But I guess we all do.
So now what?
Now that I have learned that rushing around in the blizzard won’t get me home any faster. I will take the time to enjoy it. The world is cold and harsh. But each snowflake is completely unique, and that is something quite thrilling. Something maybe I hadn’t noticed before when I was walking around blinded by my own illusions. When I really focus my eyes, I see that there are a lot of other people in the storm with me too. I have to squint and really focus, but if I am patient I begin to see the faint glow of their lanterns. We are all in the storm together.
I will apply this to my own life. I will stop rushing myself to that end place that only exists in my mind.
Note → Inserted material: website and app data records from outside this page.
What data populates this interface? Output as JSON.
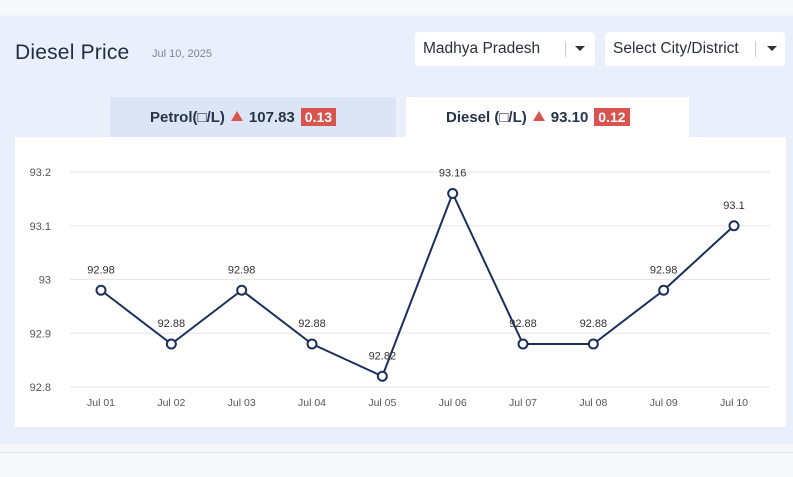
{
  "header": {
    "title": "Diesel Price",
    "date": "Jul 10, 2025"
  },
  "filters": {
    "state": "Madhya Pradesh",
    "city": "Select City/District"
  },
  "tabs": {
    "petrol": {
      "label": "Petrol(□/L)",
      "price": "107.83",
      "change": "0.13"
    },
    "diesel": {
      "label": "Diesel (□/L)",
      "price": "93.10",
      "change": "0.12"
    }
  },
  "colors": {
    "line": "#1b2f5c",
    "increase": "#d9534f",
    "active_tab": "#ffffff",
    "inactive_tab": "#dbe5f6"
  },
  "icons": {
    "tab_change": "triangle-up-icon",
    "select": "chevron-down-icon"
  },
  "chart_data": {
    "type": "line",
    "categories": [
      "Jul 01",
      "Jul 02",
      "Jul 03",
      "Jul 04",
      "Jul 05",
      "Jul 06",
      "Jul 07",
      "Jul 08",
      "Jul 09",
      "Jul 10"
    ],
    "series": [
      {
        "values": [
          92.98,
          92.88,
          92.98,
          92.88,
          92.82,
          93.16,
          92.88,
          92.88,
          92.98,
          93.1
        ],
        "labels": [
          "92.98",
          "92.88",
          "92.98",
          "92.88",
          "92.82",
          "93.16",
          "92.88",
          "92.88",
          "92.98",
          "93.1"
        ]
      }
    ],
    "ylim": [
      92.8,
      93.2
    ],
    "yticks": [
      92.8,
      92.9,
      93,
      93.1,
      93.2
    ],
    "ytick_labels": [
      "92.8",
      "92.9",
      "93",
      "93.1",
      "93.2"
    ],
    "grid": true,
    "markers": "hollow circles"
  }
}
I will enjoy my journey. I will take the time to really hear, to really see, to really feel. I will spend time with my little girl, and love her the best that I can. I will love all of the people around me, and I will take the time to really see them. I will take the time to learn to love myself again to. I will learn to trust myself again. To see and hear myself. I will take better care of me.
I don’t know if that will win me any awards. I don’t know if I will ever be anything special or significant. I don’t know if that will bring me validation from others, but for the first time ever, I just don’t really give a fuck.
So this is my new mantra:
I’m ready to be open.
I’m ready to connect.
I’m ready to be positive.
I’m ready to accept.
I’m ready to grow with the rest of you.
I’m ready to slow down and see.
I’m excited for what my future holds.
I’m ready to just be.
Thank you to Daniel Aguilar for your courage, kind words, trust, and your acute eyesight, which allowed me to open my own.
Thank you Huy Nguyen for your wisdom, encouragement, laughter and hugs, thank you for late night conversations, and for being an ear for what I needed to say the most.
Thank you Citlalli Rico for your friendship, for your sweet heart, for your artistry and for being a ray of sunshine when I felt dark and low. (and for that awesome picture of me busting my butt!)
Thank you to my incredibly supportive team, Paul, Randy, Maggie and Lionel, for encouraging me and giving me the thumbs up on even my tiniest successes, and helping me to understand that they are equally as important, if not more than my big ones. Thank you for sharing yourselves with me, through your work, and for being so open and willing to learn together.
Thank you to all of the support staff who ran this incredible workshop. I can’t say it enough. Thank you. Thank you.